[Records drawn from a dataset]
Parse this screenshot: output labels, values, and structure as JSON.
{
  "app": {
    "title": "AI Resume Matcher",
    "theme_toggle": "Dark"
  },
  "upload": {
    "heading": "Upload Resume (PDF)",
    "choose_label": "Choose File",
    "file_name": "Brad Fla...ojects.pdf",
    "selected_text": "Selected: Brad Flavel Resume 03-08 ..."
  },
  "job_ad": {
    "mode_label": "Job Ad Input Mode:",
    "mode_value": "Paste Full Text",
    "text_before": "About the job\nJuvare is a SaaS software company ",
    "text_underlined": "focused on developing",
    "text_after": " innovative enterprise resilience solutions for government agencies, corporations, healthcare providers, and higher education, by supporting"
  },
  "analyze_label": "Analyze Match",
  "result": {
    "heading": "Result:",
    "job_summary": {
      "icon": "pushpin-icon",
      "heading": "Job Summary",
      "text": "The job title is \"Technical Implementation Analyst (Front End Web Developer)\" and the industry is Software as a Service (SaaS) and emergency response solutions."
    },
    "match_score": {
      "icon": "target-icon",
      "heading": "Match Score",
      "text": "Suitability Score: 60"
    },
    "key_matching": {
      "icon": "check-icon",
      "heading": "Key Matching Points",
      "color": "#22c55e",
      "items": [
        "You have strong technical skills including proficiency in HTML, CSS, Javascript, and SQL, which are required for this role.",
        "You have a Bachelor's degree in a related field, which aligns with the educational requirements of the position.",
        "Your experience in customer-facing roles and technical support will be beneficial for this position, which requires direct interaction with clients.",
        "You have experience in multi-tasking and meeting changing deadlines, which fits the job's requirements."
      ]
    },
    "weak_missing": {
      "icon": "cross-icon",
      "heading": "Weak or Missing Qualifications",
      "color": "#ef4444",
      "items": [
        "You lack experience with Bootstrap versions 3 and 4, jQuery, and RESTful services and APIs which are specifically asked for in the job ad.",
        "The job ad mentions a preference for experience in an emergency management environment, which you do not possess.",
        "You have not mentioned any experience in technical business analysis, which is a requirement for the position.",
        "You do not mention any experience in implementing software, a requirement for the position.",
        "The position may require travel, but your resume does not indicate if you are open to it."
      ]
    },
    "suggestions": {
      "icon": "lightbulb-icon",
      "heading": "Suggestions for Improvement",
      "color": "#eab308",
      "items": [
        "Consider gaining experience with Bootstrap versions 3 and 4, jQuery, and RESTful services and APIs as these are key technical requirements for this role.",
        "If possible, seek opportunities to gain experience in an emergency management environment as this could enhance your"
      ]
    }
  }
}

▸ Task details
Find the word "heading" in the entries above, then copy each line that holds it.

▸ Answer to the problem
    "heading": "Upload Resume (PDF)",
    "heading": "Result:",
      "heading": "Job Summary",
      "heading": "Match Score",
      "heading": "Key Matching Points",
      "heading": "Weak or Missing Qualifications",
      "heading": "Suggestions for Improvement",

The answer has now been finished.